Pembina’s Whittingham claims that humans can reduce rising global temperatures, it just might cost you to do so.  The Pembina crew claimed that back in 2002 when our soon-to-be scientific advisers debated Kyoto with Pembina representatives in the journal of the Association of Professional Engineers and Geosciences of Alberta.  Our scientific advisers said it was the sun that directly and indirectly drove climate change and warming/cooling cycles.  Pembina claimed that the IPCC had a consensus that it was human emissions.

 

Now, some 15 years later we find that, excepting a couple of naturally-caused El Nino’s, there has been no statistically significant global warming despite all dire predictions and despite a significant rise in carbon dioxide concentration.

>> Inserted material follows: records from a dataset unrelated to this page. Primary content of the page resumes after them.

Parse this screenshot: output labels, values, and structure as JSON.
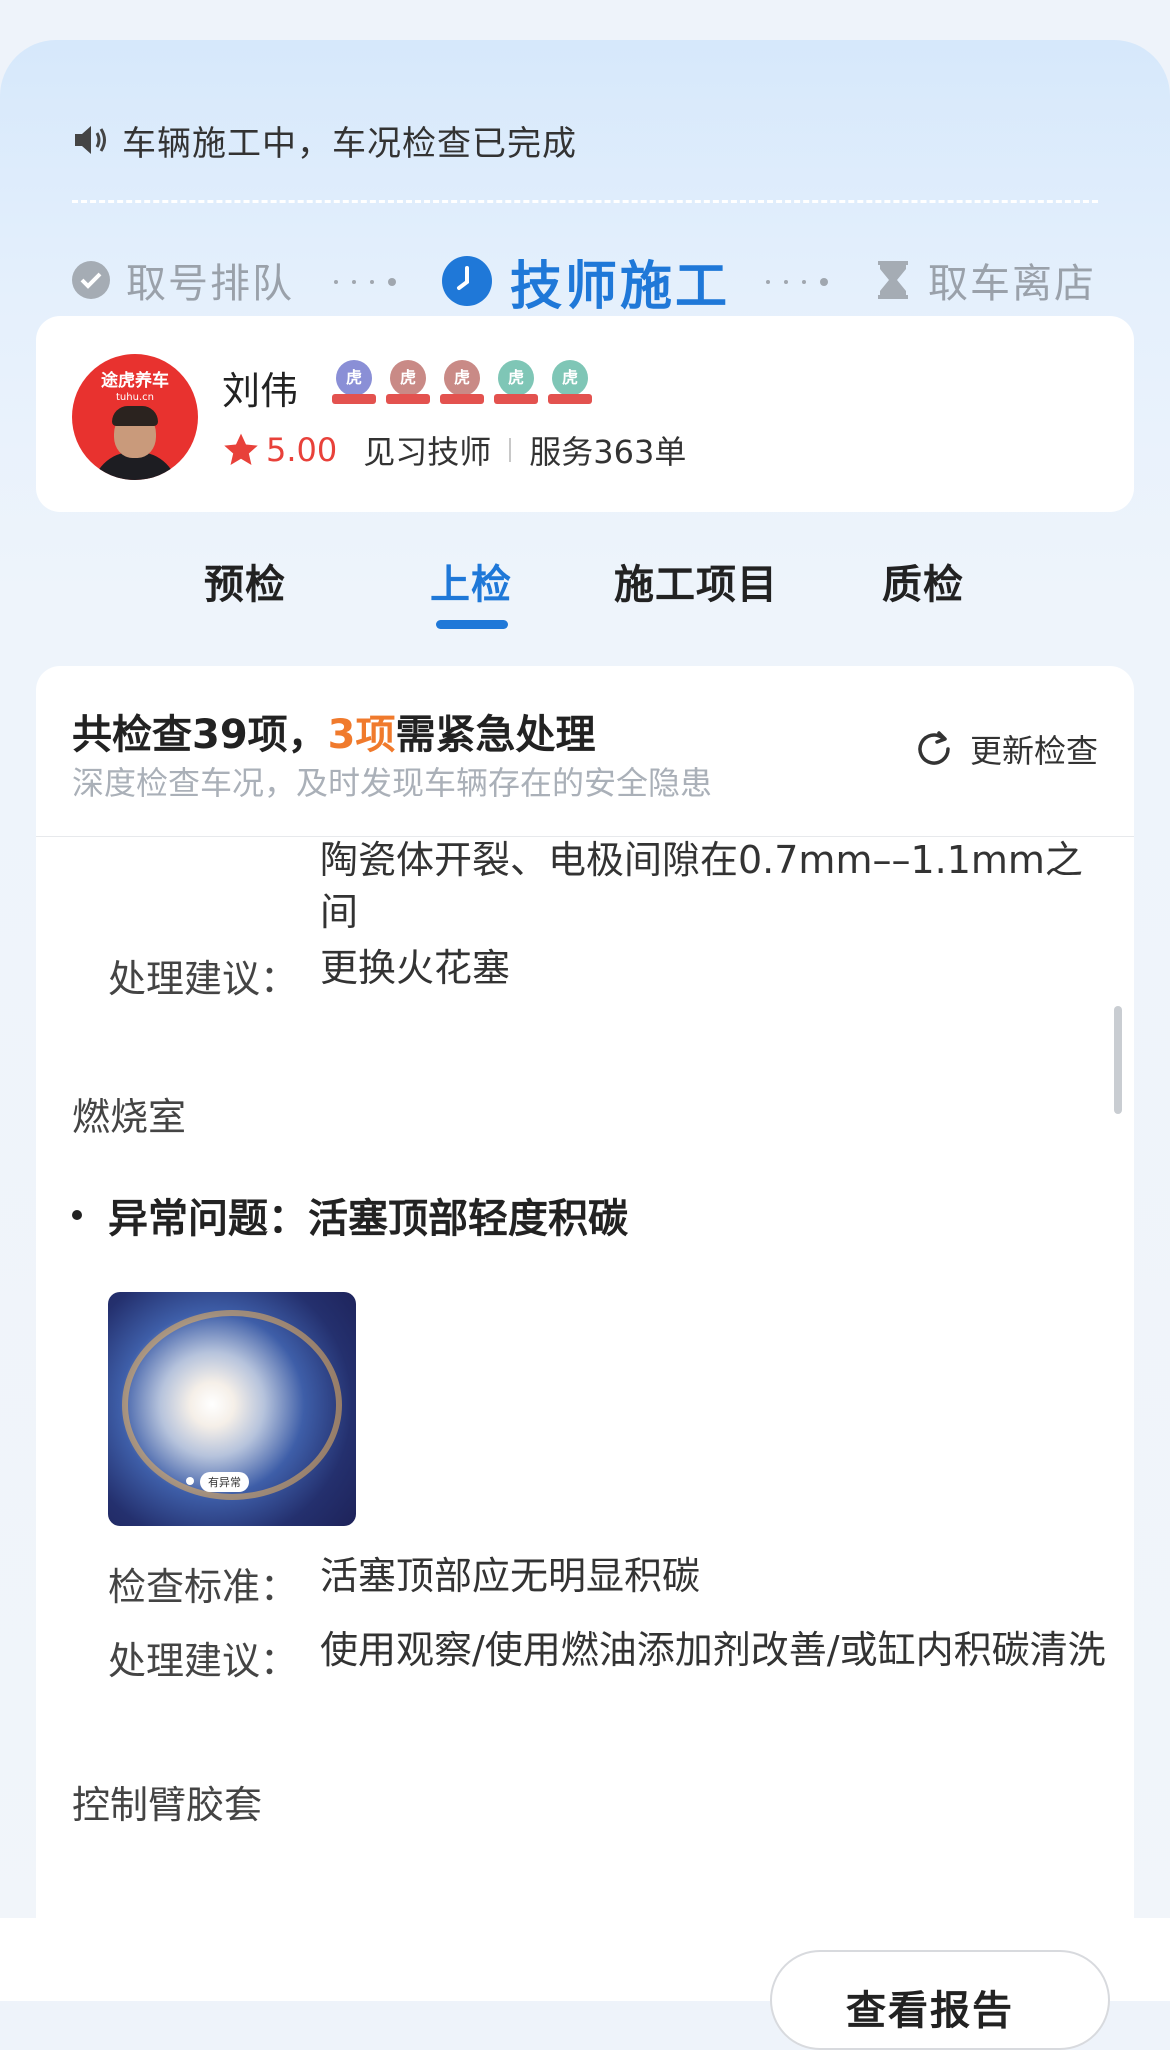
{
  "notice": {
    "icon": "speaker-icon",
    "text": "车辆施工中，车况检查已完成"
  },
  "steps": [
    {
      "label": "取号排队",
      "icon": "check-circle-icon",
      "state": "done"
    },
    {
      "label": "技师施工",
      "icon": "clock-icon",
      "state": "active"
    },
    {
      "label": "取车离店",
      "icon": "hourglass-icon",
      "state": "pending"
    }
  ],
  "technician": {
    "avatar_brand": "途虎养车",
    "avatar_brand_sub": "tuhu.cn",
    "name": "刘伟",
    "badges": [
      {
        "char": "虎",
        "color": "#8a8fd6"
      },
      {
        "char": "虎",
        "color": "#c98a86"
      },
      {
        "char": "虎",
        "color": "#c98a86"
      },
      {
        "char": "虎",
        "color": "#7fc6b6"
      },
      {
        "char": "虎",
        "color": "#7fc6b6"
      }
    ],
    "rating": "5.00",
    "level": "见习技师",
    "service": "服务363单"
  },
  "tabs": [
    {
      "label": "预检",
      "active": false
    },
    {
      "label": "上检",
      "active": true
    },
    {
      "label": "施工项目",
      "active": false
    },
    {
      "label": "质检",
      "active": false
    }
  ],
  "summary": {
    "title_prefix": "共检查39项，",
    "title_highlight": "3项",
    "title_suffix": "需紧急处理",
    "subtitle": "深度检查车况，及时发现车辆存在的安全隐患",
    "refresh_label": "更新检查"
  },
  "details": {
    "spark_plug_standard_tail": "陶瓷体开裂、电极间隙在0.7mm––1.1mm之间",
    "spark_plug_advice_label": "处理建议：",
    "spark_plug_advice": "更换火花塞",
    "combustion_section": "燃烧室",
    "issue_label": "异常问题：活塞顶部轻度积碳",
    "photo_tag": "有异常",
    "standard_label": "检查标准：",
    "standard_value": "活塞顶部应无明显积碳",
    "advice_label": "处理建议：",
    "advice_value": "使用观察/使用燃油添加剂改善/或缸内积碳清洗",
    "next_section": "控制臂胶套"
  },
  "report_button": "查看报告",
  "colors": {
    "accent": "#1f78d8",
    "warning": "#f07a2c",
    "rating": "#e8413a"
  }
}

Warming has simply not matched the theory.  Of course, the World Meteorological Organization did claim it was the ‘hottest year ever.’ If you take their margin of error of 0.1°C it means that the temperature could have been +0.12°C (global warming) or -0.08°C (cooling).

 

And what of renewables saving the planet? Well, here is where Pembina’s alternative facts come in. Environmental activist Robert Kennedy’s quote says it best in Energy Post of April 7, 2016 – when you install wind and solar you are really just building a natural gas plant. One natural gas plant like Shepard for $1.4 billion will put out 800 megawatts of power  almost 24/7. In Alberta, just the transmission line to southern wind farms cost $2.2 billion. For that we only get ~7% of our power….only when the wind blows just right.

 

Ontario Professional Engineers have reported that carbon dioxide emissions will rise if you add wind and solar to the grid because they must be backed up by natural gas plants. Only natural gas peaking plants are nimble enough to match Mother Nature’s dips and surges, but matching her whims creates more emissions.

 

How so?

 

Alberta power generation experts explained to us that the problem with wind is its randomness, wind is completely uncorrelated with demand. If the Alberta government adds another 5,000 MW then the total wind capacity* would be ~6,500 MW. Typically, this amount of wind would randomly experience 80% or higher ramps one or more times per week. This would be the equivalent of ramping 6.5 Shepard natural gas plants from off to full to off again. These plants are unable to do this over the long term. Thus, power operators may end up having to put in simple cycle units instead which, from a CO2 perspective, would defeat the alleged CO2-reduction purpose of adding wind.

 

If Pembina believes carbon dioxide from human industry drives global warming, why do they push wind and solar? Obviously for the subsidies or Renewable Energy Certificates – these enrich green crony capitalists at the expense of the poor and middle class, and do nothing for climate change or environmental benefits.

 

Further, as Warren Kindzierski, Associate Professor in the School of Public Health at the University of Alberta revealed in his peer-reviewed work and in a recent Financial Post op-ed, there is no air quality issue in Alberta related to coal-fired power plants as claimed by Pembina Institute and its acolytes. His research is supported by Alberta Health Services statistics, Alberta Air Quality data and numerous other peer-reviewed studies on related health/air quality issues.

 

Our several reports, like “A Costly Misdiagnosis,”  “Burning Questions,” “Alberta Climate Plan and Carbon Tax – A Burden with No Benefit,” and “Dire Consequences” are filled with peer-reviewed references showing that Pembina is just wrong on coal-health claims and costs of coal phase-out and the climate plan.

 

Whittingham and Pembina Institute are the ones promoting alternative facts – their costly misdiagnosis not supported by the evidence.

 

Someone should ask why we are adopting their discredited policies.

 

–       30 –

 
References:
“Lessons from Technology Development for Energy and Sustainability”